Babylon Town Supervisor Steve Bellone has spearheaded a variety of sustainable policies that exemplify green, sustainable building and land use, and community planning. In addition to passing several local green building and smart growth ordinances and leading inter-municipal efforts to achieve sustainability on Long island, Steve Bellone has taken the personal initiative to revitalize downtown Wyandanch – an often neglected Long Island hamlet comprised largely of low-income underserved communities, Brownfield contamination, environmental injustice and urban plight.
Northern Westchester Energy Action Consortium, Somers
The Northern Westchester Energy Action Consortium (NWEAC) was formed by several neighboring municipalities in Westchester County with the shared goal of increasing energy efficiency throughout their respective communities. NWEAC members work together to reduce fossil fuel use for municipal, non-profit, commercial, and residential entities, mitigate carbon emissions and increase energy efficiency. The Consortium shares grant writing services, pools its resources and co-develops pilot programs that can be expanded throughout the region.
Non-Profit Organization, Environmental or Community Group
Housing Works Thrift Shops, Inc., New York City
Housing Works was founded as a means to serve the tens of thousands of homeless men, women, and children in New York City living with HIV and AIDS. Since 1990, Housing Works has provided health, housing and supportive services to more than 25,000 homeless and low-income New Yorkers living with HIV and AIDS, earning the majority of their revenue through 10 thrift stores across Manhattan and Brooklyn. Clothing and items that are unsellable in the stores are donated or sold in bulk for reuse, ultimately averting waste that would otherwise end up in a landfill.
The FUND for Lake George, Lake George
The FUND for Lake George is behind the acclaimed publication, “Do-It-Yourself Water Quality: A Landowner’s Guide to Property Management that Protects Lake George.” The publication exemplifie
s the FUND for Lake George’s commitment to outreach around the lake, which they achieve through public workshops, individual meetings with landowners, and local government outreach. These efforts have been augmented by a media campaign, a series of Lake George fact sheets and extensive web postings.

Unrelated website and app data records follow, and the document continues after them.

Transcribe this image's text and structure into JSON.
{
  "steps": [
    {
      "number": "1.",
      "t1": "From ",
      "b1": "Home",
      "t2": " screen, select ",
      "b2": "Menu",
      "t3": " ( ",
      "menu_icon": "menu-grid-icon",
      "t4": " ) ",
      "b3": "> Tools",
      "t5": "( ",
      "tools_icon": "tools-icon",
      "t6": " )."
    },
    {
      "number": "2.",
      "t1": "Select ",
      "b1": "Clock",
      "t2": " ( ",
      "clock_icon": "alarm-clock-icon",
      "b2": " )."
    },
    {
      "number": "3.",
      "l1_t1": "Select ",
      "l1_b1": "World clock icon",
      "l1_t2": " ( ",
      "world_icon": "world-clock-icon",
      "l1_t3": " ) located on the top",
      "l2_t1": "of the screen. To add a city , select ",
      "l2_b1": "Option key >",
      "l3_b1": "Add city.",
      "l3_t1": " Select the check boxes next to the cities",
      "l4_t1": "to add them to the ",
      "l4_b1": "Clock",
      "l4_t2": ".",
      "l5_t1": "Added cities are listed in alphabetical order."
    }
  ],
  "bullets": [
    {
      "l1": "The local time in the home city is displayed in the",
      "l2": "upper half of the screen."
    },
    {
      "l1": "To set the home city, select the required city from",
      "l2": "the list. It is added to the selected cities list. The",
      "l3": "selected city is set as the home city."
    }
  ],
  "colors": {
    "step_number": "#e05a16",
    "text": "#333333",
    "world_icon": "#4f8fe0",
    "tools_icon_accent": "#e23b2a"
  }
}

Tri-State Transportation Campaign, New York City
The Tri-State Transportation Campaign (TSTC) is a non-profit group that works to reduce car dependency in New York, New Jersey and Connecticut. TSTC advocates for and educates the public about pedestrian and bicycle resources for transit oriented development, focusing on mass transit hubs that serve major commercial areas, as a means to reduce the number of cars on the road and to provide a low-cost option for travel. TSTC reduces congestion, improves air quality and creates safer communities for people to work and live in.
Bronx River Alliance, The Bronx
Since 2001, the Bronx River Alliance has succeeded in transforming the Bronx River into a thriving ecosystem and a tool for environmental education and recreation. In 2010 alone, the Bronx River Alliance worked with 1,500 students, providing hands-on lessons in hydrological science, ecosystems and environmental responsibility. Additionally, one of the Bronx River Alliance’s large-scale community programs, the Bronx River Greenway, will form a 23-mile long stretch of parkland along the river which will ultimately facilitate environmentally sound community recreation events such as canoe and bike trips.
Oyster Research and Restoration Project
In 2010, a special partnership of scientists, non-profit groups and government agencies began the first stage of a research effort to determine if oysters can once again flourish in the New York Harbor. This partnership, led by the Hudson River Foundation, the U.S. Army Corps of Engineers, NY/NJ Baykeeper, the New York-New Jersey Harbor Estuary Program and the Urban Assembly New York Harbor School, has worked to develop a multi-phase plan to address the question of where and how sustainable oyster populations can be reintroduced in the New York Harbor and Lower Hudson.